Even with a beastly opponent opposite him, Punk could only think of revenge against the man who turned on him. The match is memorable because of all its intensity and brutality, but it was ultimately WWE's version of a Greek tragedy.
Heyman was Punk's downfall, the temptation that led to his undoing.
Going after his former manager left Punk open for a final attack from Lesnar. This contest was the best in-ring portion of the rivalry, but the most emotional non-match element was still to come.
Punk won the right to face Heyman on Aug. 26, having defeated Curtis Axel. The two heels managed to overwhelm the hero, Axel holding him up so that Heyman could crack a kendo stick across his chest.
The beating was moving enough, but Heyman's strange words turned this moment into theater.
He cried "I loved you!" and "You broke my heart!" as he whipped Punk red. The scene rivaled Bray Wyatt in its ability to chill the audience.
Heyman was able to churn up pity for Punk, a man who had just a few months earlier made fun of a dead man and covered himself in ashes from an urn. That's a major accomplishment on its own.
His touch extended beyond being Punk's devilish partner and Lesnar's spokesperson. Another Superstar found himself pulled from the shadows of obscurity because of him.
It doesn't matter if Axel ever becomes world champ; Heyman's presence elevated him.
Before Heyman, Axel was Michael McGillicutty, a wrestler rarely on TV and mostly forgotten by the crowd. The manager attached his name to the third-generation Superstar on May 20 and changed everything.
He sold Axel to the audience from that first segment onward.
Heyman talked of Axel's greatness with such conviction that it was hard to dismiss. That led to opportunities Axel wouldn't have had without him.
Axel went from riding the bench to wrestling Triple H, Punk and Chris Jericho.

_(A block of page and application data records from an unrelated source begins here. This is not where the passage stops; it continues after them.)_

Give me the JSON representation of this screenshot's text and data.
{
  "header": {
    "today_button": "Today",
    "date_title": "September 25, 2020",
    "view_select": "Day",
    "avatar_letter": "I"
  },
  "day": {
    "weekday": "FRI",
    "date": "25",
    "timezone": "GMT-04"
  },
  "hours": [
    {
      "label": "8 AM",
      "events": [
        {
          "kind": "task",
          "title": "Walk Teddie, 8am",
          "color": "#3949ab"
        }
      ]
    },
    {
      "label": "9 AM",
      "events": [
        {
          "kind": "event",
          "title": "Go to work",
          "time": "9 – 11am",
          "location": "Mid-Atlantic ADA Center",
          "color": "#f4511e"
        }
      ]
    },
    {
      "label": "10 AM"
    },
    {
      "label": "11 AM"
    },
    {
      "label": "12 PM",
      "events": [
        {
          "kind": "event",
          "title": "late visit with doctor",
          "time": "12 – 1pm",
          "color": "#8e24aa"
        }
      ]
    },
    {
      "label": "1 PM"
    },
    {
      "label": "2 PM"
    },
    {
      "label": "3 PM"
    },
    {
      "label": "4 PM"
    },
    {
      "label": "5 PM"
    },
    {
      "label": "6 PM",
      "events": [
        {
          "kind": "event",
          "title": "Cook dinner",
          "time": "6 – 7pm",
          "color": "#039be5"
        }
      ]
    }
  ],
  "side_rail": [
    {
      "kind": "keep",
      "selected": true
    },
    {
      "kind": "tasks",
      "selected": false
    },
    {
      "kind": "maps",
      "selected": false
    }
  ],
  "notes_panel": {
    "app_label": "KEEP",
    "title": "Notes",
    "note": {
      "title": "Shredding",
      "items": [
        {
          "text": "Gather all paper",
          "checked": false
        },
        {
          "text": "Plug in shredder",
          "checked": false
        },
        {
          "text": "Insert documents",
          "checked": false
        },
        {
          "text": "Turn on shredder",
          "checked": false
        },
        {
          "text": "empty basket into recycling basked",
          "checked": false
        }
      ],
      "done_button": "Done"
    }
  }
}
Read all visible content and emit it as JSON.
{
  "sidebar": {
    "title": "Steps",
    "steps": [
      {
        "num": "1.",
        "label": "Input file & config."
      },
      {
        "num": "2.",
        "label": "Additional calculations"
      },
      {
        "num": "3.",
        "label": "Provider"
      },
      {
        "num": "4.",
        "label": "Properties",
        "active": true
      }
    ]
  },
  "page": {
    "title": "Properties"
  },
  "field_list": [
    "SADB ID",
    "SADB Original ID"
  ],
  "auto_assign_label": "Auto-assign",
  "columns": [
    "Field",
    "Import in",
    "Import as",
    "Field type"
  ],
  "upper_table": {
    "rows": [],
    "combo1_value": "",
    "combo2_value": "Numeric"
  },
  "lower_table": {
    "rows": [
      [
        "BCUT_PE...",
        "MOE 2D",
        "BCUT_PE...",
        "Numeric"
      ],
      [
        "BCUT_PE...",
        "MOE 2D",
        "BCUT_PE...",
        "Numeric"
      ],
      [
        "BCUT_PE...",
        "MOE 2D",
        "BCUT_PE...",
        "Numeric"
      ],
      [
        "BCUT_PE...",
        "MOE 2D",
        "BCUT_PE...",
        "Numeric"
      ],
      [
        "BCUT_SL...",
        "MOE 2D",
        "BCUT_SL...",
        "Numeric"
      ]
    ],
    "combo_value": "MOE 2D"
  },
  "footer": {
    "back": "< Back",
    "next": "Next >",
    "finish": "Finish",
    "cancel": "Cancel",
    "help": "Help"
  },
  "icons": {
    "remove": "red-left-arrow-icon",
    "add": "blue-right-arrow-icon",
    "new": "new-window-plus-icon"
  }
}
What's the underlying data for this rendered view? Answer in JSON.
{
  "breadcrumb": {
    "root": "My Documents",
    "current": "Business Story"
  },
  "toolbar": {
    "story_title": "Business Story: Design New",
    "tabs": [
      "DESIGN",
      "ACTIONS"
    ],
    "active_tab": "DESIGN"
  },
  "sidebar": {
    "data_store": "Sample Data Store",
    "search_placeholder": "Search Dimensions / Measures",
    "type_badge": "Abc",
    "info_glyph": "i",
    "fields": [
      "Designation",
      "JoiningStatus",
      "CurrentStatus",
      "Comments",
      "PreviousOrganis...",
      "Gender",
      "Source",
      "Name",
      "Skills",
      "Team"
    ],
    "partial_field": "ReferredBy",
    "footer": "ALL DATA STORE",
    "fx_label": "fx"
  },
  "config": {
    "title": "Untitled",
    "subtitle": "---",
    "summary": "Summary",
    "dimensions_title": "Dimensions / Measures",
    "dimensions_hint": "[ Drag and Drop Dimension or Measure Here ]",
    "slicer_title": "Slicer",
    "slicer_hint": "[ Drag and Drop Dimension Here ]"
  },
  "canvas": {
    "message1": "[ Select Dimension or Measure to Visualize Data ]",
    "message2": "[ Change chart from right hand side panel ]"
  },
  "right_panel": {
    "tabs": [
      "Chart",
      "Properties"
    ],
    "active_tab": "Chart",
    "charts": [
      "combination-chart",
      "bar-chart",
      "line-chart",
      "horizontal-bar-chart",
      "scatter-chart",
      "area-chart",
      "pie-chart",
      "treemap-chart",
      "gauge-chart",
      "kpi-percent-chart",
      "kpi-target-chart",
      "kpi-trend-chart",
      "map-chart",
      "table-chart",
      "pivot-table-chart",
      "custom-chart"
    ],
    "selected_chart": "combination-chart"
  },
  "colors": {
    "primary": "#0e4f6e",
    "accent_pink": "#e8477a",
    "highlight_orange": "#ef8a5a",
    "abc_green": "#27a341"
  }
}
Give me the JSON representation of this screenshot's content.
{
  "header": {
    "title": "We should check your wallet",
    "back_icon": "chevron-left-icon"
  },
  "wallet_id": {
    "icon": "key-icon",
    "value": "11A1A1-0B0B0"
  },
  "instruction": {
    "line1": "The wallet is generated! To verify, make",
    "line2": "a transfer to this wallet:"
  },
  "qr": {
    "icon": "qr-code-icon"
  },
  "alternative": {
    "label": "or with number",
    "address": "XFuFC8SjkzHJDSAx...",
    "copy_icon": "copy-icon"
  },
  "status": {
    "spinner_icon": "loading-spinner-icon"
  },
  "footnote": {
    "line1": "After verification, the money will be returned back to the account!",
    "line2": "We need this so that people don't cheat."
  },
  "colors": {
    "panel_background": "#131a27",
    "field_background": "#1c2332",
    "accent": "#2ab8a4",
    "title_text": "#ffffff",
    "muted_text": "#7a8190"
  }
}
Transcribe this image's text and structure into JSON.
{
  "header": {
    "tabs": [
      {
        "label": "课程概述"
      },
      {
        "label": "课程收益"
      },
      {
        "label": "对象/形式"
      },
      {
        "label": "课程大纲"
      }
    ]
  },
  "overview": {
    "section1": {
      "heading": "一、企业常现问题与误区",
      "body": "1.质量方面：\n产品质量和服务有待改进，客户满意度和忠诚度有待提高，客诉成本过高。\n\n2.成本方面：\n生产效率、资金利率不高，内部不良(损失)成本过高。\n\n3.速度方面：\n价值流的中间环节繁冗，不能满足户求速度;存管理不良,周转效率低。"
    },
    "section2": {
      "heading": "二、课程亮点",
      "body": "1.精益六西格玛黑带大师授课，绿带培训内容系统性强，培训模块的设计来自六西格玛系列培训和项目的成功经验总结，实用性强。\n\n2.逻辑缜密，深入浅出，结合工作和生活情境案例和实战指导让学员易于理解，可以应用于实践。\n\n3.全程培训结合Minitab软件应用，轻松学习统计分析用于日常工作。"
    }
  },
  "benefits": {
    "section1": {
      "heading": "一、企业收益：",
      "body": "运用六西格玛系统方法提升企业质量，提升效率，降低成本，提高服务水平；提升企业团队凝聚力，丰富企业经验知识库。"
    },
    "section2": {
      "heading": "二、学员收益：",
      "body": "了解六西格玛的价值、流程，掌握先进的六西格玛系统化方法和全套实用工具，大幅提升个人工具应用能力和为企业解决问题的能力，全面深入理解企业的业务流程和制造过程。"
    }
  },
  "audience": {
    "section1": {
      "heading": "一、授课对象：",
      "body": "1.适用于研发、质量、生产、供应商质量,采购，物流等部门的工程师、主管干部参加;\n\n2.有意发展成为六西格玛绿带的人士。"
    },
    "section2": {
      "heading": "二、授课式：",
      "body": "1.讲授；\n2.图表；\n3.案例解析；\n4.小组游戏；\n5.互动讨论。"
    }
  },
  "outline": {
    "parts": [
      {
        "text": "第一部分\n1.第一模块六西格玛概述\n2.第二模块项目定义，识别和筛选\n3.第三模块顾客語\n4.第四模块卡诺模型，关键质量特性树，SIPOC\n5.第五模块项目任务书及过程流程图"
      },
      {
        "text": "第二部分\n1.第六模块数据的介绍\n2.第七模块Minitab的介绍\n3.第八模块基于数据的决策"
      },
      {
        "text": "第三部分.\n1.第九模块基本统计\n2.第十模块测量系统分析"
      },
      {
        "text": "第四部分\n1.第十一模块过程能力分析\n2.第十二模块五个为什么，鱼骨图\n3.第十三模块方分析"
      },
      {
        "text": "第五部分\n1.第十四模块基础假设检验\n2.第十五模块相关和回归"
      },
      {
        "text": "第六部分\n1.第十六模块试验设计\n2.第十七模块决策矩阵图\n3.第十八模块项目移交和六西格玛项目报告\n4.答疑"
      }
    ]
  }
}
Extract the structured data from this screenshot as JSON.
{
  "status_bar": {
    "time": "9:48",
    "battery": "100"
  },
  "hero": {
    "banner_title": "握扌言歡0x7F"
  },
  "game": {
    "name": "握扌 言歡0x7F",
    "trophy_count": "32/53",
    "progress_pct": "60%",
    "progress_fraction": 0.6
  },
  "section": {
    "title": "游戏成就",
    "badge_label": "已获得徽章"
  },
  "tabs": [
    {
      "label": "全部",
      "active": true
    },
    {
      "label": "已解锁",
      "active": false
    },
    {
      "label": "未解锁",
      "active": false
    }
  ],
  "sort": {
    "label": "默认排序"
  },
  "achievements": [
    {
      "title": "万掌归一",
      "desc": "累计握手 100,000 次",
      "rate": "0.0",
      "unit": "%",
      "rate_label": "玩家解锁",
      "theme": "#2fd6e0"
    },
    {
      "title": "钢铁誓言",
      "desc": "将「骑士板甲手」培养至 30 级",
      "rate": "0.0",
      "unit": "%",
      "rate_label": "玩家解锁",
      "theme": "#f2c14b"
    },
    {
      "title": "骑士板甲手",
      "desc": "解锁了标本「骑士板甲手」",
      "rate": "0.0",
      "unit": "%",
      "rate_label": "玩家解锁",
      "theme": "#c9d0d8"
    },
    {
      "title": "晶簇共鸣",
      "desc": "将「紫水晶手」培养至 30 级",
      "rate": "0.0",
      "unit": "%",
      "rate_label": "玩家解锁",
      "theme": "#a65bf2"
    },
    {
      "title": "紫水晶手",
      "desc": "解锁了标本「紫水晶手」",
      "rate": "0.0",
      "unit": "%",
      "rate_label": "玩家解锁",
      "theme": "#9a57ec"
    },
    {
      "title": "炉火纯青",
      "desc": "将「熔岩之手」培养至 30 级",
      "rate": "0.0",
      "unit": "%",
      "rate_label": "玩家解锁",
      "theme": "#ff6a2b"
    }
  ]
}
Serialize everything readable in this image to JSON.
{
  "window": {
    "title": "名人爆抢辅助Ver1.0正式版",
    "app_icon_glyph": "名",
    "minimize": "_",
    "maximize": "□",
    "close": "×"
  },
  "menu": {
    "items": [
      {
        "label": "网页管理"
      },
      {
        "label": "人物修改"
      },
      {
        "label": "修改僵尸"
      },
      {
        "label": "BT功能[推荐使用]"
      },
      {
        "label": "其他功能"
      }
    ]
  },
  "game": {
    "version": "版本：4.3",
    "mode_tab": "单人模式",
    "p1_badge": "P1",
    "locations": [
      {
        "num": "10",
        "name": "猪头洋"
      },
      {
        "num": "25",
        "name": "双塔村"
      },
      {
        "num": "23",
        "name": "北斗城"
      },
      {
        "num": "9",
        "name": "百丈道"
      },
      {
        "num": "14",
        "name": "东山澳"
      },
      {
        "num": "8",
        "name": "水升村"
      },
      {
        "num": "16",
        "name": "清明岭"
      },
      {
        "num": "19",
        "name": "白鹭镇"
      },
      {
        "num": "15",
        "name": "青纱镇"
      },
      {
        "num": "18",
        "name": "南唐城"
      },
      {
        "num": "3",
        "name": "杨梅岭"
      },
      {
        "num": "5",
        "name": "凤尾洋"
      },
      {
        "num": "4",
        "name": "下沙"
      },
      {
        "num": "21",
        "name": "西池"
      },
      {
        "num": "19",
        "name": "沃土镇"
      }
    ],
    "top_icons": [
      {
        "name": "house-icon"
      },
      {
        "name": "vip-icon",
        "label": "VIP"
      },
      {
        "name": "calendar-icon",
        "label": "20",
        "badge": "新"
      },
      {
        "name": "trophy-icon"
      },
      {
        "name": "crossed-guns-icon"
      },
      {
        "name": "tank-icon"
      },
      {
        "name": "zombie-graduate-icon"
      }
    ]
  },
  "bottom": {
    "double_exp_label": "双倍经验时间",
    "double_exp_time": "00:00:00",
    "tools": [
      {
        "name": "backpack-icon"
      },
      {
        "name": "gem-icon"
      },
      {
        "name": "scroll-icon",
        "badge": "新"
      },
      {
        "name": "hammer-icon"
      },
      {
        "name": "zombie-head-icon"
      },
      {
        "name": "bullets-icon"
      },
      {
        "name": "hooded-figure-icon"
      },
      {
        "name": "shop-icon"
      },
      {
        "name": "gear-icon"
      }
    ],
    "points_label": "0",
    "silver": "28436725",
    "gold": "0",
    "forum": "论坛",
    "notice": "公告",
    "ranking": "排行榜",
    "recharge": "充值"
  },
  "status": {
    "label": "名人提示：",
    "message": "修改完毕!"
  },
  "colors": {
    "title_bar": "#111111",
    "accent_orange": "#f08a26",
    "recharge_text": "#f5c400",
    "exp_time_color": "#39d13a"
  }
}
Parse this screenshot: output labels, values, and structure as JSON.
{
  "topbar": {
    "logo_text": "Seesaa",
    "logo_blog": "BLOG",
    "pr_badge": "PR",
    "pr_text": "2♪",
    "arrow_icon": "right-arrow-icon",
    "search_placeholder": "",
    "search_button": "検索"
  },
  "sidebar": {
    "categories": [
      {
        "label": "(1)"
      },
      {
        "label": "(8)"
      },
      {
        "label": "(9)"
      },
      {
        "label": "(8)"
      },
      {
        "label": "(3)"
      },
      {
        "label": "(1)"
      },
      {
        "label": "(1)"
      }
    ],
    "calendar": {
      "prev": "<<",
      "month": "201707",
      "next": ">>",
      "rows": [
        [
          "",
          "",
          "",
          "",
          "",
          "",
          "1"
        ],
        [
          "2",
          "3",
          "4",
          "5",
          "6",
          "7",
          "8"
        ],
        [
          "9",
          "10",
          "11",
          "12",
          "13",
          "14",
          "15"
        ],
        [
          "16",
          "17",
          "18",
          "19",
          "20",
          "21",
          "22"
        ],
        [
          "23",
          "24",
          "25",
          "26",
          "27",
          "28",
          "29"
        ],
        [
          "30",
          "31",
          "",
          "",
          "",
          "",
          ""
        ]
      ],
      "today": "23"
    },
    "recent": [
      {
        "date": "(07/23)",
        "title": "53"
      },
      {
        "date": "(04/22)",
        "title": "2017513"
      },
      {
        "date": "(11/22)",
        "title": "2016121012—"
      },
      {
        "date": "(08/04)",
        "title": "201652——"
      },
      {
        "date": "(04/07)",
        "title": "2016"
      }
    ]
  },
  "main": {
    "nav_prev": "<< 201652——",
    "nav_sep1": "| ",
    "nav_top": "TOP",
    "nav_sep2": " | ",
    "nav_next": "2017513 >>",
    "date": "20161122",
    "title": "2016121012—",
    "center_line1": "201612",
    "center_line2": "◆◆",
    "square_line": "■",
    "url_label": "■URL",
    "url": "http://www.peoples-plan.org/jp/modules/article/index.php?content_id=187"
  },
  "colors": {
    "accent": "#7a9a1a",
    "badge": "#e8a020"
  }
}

He won his first singles title under Heyman's tutelage and pulled double duty at Night of Champions.
Before Heyman, Axel wasn't getting a single match on pay-per-view, much less two.
Even if Axel never reaches any rungs higher than those he clung to under Heyman, the shift in his airtime, position with the company and quality of opponents is a testament to the influence of "The Voice of the Voice of the Voiceless."
Moments and Images
The memories of 2013 are filled with Heyman's despicable behavior and unforgettable faces.
No one made a match feel more important. When his guy was in the ring, Heyman's mannerisms elevated the significance of victory and defeat.
Plus, it was pure fun watching him go nuts outside the ropes.
Whether he was shouting instructions to Lesnar or smirking at Punk hurting a foe, Heyman was entertaining to the point of distraction.
Add to that his many great performances in interviews, and the distance between Heyman and whoever one ranks as the second most-valuable non-wrestler widens.
When Renee Young asked him about Hell in a Cell, Heyman delivered insanity of the rewatchable variety.
Before he introduced Axel as a Heyman guy in May, he said something about that moment that relates to his entire year. He told the audience that they were about to witness a moment that they should record, one that would be looked on years later.
That was true again and again when Heyman was involved, without delivering a single bodyslam or leaping from the top rope once. 2013 was another year of his excellence on display, as he made the area just outside the ropes his personal stage.